More patients are now surviving critical illness and intensive care unit (ICU) stays, but this can come at a cost, with many patients experiencing post-intensive care syndrome. This can include problems with cognition (attention, learning, memory), anxiety, depression, muscle weakness, and pain.
To reduce these negative effects, healthcare providers are looking for ways to humanize care in the ICU. Critical care practice guidelines now suggest: 1) reducing sedation, 2) increasing physical activity (for example, physical therapy or walking), and 3) changing ICU environments to promote sleep, invite family, encourage valued activities, and reduce delirium. These changes create a culture that emphasizes comprehensive care of the whole person.
To do this, providers are now looking beyond medications and medical interventions to assist patients with the fear, uncertainty and demoralization that can come with an ICU stay. One promising method is to incorporate animal-assisted activities. Studies have shown that animals can reduce anxiety, depression, blood pressure and pain, and increase engagement in rehabilitation and recovery behaviors. These findings occur in populations ranging from pediatrics to geriatrics. There is currently limited evidence about animal-assisted activities in the ICU, but anecdotes and provider narratives suggest that there is a benefit.
At our institution, we incorporate animals into ICU care when patients have a long stay, are anxious about being physically inactive while critically ill, and when they need distraction or relaxation to manage pain.
In particular, she missed her cow, Pantene, so her family and the ICU staff worked together to bring her cow to the hospital courtyard.
A favorite example is that of a pediatric ICU patient who was receiving extracorporeal support with a length of stay of over 600 days. She missed her home, a farm several hours from the hospital. In particular, she missed her cow, Pantene, so her family and the ICU staff worked together to bring her cow to the hospital courtyard. She was able to stand to kiss the cow, reach to pet, and to be outside with family. The result – an intervention to improve body, mind, and spirit.
To identify patients who are in greatest need and likely to have a successful visit, we created a brief checklist: 1) Has the patient said they would be interested in a visit? 2) Will the patient be alert enough to participate in and remember the visit? 3) Does the patient have any infection precautions that require a discussion with hospital epidemiology and infection control providers?

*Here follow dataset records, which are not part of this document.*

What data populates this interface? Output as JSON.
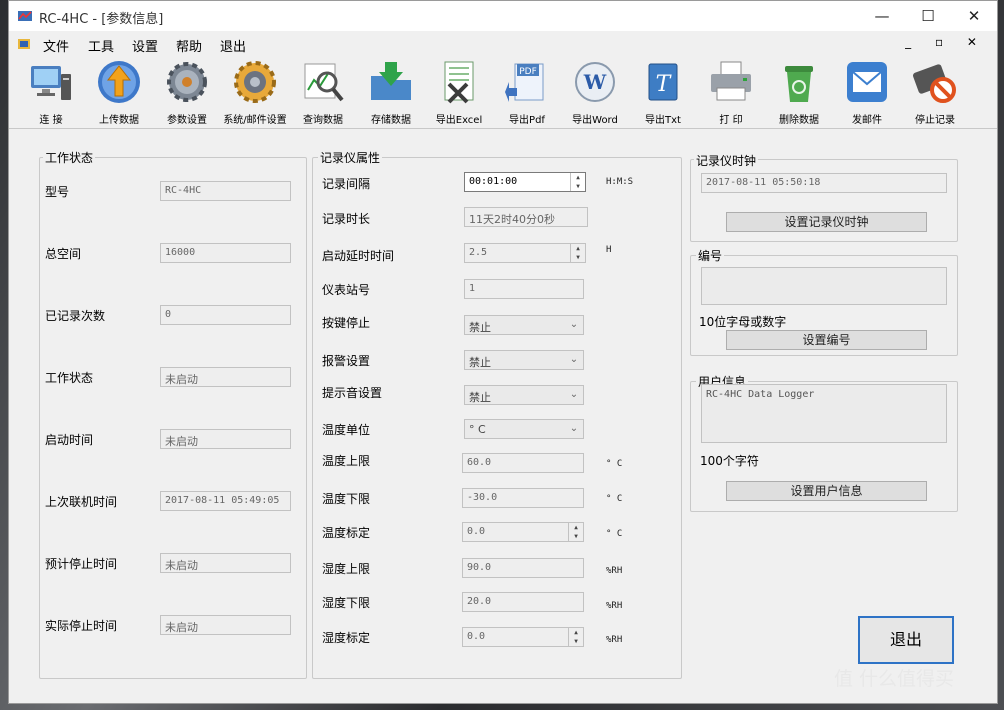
{
  "window": {
    "title": "RC-4HC - [参数信息]"
  },
  "menu": {
    "items": [
      "文件",
      "工具",
      "设置",
      "帮助",
      "退出"
    ]
  },
  "toolbar": {
    "buttons": [
      {
        "label": "连  接",
        "icon": "computer-connect-icon"
      },
      {
        "label": "上传数据",
        "icon": "upload-arrow-icon"
      },
      {
        "label": "参数设置",
        "icon": "gear-icon"
      },
      {
        "label": "系统/邮件设置",
        "icon": "system-gear-icon"
      },
      {
        "label": "查询数据",
        "icon": "magnifier-icon"
      },
      {
        "label": "存储数据",
        "icon": "save-folder-icon"
      },
      {
        "label": "导出Excel",
        "icon": "excel-icon"
      },
      {
        "label": "导出Pdf",
        "icon": "pdf-icon"
      },
      {
        "label": "导出Word",
        "icon": "word-icon"
      },
      {
        "label": "导出Txt",
        "icon": "txt-icon"
      },
      {
        "label": "打  印",
        "icon": "printer-icon"
      },
      {
        "label": "删除数据",
        "icon": "trash-icon"
      },
      {
        "label": "发邮件",
        "icon": "mail-icon"
      },
      {
        "label": "停止记录",
        "icon": "stop-record-icon"
      }
    ]
  },
  "work_status": {
    "title": "工作状态",
    "fields": [
      {
        "label": "型号",
        "value": "RC-4HC"
      },
      {
        "label": "总空间",
        "value": "16000"
      },
      {
        "label": "已记录次数",
        "value": "0"
      },
      {
        "label": "工作状态",
        "value": "未启动"
      },
      {
        "label": "启动时间",
        "value": "未启动"
      },
      {
        "label": "上次联机时间",
        "value": "2017-08-11 05:49:05"
      },
      {
        "label": "预计停止时间",
        "value": "未启动"
      },
      {
        "label": "实际停止时间",
        "value": "未启动"
      }
    ]
  },
  "recorder": {
    "title": "记录仪属性",
    "interval": {
      "label": "记录间隔",
      "value": "00:01:00",
      "unit": "H:M:S"
    },
    "duration": {
      "label": "记录时长",
      "value": "11天2时40分0秒"
    },
    "delay": {
      "label": "启动延时时间",
      "value": "2.5",
      "unit": "H"
    },
    "station": {
      "label": "仪表站号",
      "value": "1"
    },
    "key_stop": {
      "label": "按键停止",
      "value": "禁止"
    },
    "alarm": {
      "label": "报警设置",
      "value": "禁止"
    },
    "beep": {
      "label": "提示音设置",
      "value": "禁止"
    },
    "temp_unit": {
      "label": "温度单位",
      "value": "° C"
    },
    "temp_high": {
      "label": "温度上限",
      "value": "60.0",
      "unit": "° C"
    },
    "temp_low": {
      "label": "温度下限",
      "value": "-30.0",
      "unit": "° C"
    },
    "temp_cal": {
      "label": "温度标定",
      "value": "0.0",
      "unit": "° C"
    },
    "hum_high": {
      "label": "湿度上限",
      "value": "90.0",
      "unit": "%RH"
    },
    "hum_low": {
      "label": "湿度下限",
      "value": "20.0",
      "unit": "%RH"
    },
    "hum_cal": {
      "label": "湿度标定",
      "value": "0.0",
      "unit": "%RH"
    }
  },
  "clock": {
    "title": "记录仪时钟",
    "value": "2017-08-11 05:50:18",
    "button": "设置记录仪时钟"
  },
  "serial": {
    "title": "编号",
    "value": "",
    "hint": "10位字母或数字",
    "button": "设置编号"
  },
  "user_info": {
    "title": "用户信息",
    "value": "RC-4HC Data Logger",
    "hint": "100个字符",
    "button": "设置用户信息"
  },
  "exit_button": "退出",
  "watermark": "值 什么值得买",
  "spin_glyphs": {
    "up": "▲",
    "down": "▼"
  },
  "combo_glyph": "⌄",
  "window_buttons": {
    "min": "—",
    "max": "☐",
    "close": "✕"
  },
  "mdi_buttons": "_ ▫ ✕"
}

These visits also require multidisciplinary collaboration and planning. Input from colleagues in risk management, hospital epidemiology and infection control can be helpful when creating a hospital policy or procedure for animal-assisted intervention.

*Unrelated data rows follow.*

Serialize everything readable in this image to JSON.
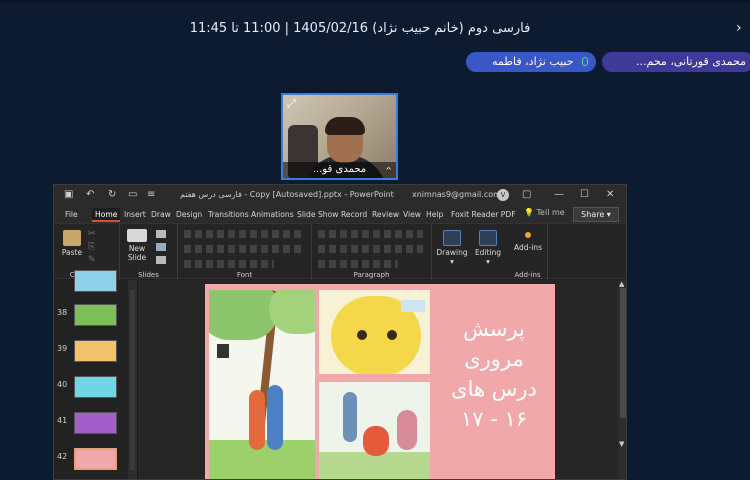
{
  "meeting": {
    "title": "فارسی دوم (خانم حبیب نژاد) 1405/02/16 | 11:00 تا 11:45",
    "back_glyph": "›"
  },
  "participants": {
    "chip_a": "حبیب نژاد، فاطمه",
    "chip_b": "محمدی قورتانی، محم..."
  },
  "video": {
    "name": "محمدی قو..."
  },
  "powerpoint": {
    "title": "فارسی درس هفتم - Copy [Autosaved].pptx  -  PowerPoint",
    "email": "xnimnas9@gmail.com",
    "avatar_letter": "V",
    "tabs": [
      "File",
      "Home",
      "Insert",
      "Draw",
      "Design",
      "Transitions",
      "Animations",
      "Slide Show",
      "Record",
      "Review",
      "View",
      "Help",
      "Foxit Reader PDF"
    ],
    "tell_me": "Tell me",
    "share": "Share",
    "ribbon": {
      "paste": "Paste",
      "clipboard": "Clipboard",
      "new_slide_1": "New",
      "new_slide_2": "Slide",
      "slides": "Slides",
      "font": "Font",
      "paragraph": "Paragraph",
      "drawing": "Drawing",
      "editing": "Editing",
      "addins_btn": "Add-ins",
      "addins_group": "Add-ins"
    },
    "thumbnails": [
      {
        "num": "38"
      },
      {
        "num": "39"
      },
      {
        "num": "40"
      },
      {
        "num": "41"
      },
      {
        "num": "42"
      }
    ],
    "slide_text": [
      "پرسش",
      "مروری",
      "درس های",
      "۱۶ - ۱۷"
    ]
  },
  "colors": {
    "background": "#0c1b2f",
    "chip_a": "#3a57c7",
    "chip_b": "#3d3a9a",
    "video_border": "#3b7bd9",
    "slide_pink": "#f0a8aa",
    "ppt_accent": "#d35230",
    "mic_green": "#4fe36b"
  }
}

In sum, efforts to promote living fully and meaningfully while in hospital may improve long-term outcomes. Incorporating animals into patient care is, paradoxically, a great way to humanize it.
Note: all images in this blog are published with written patient consent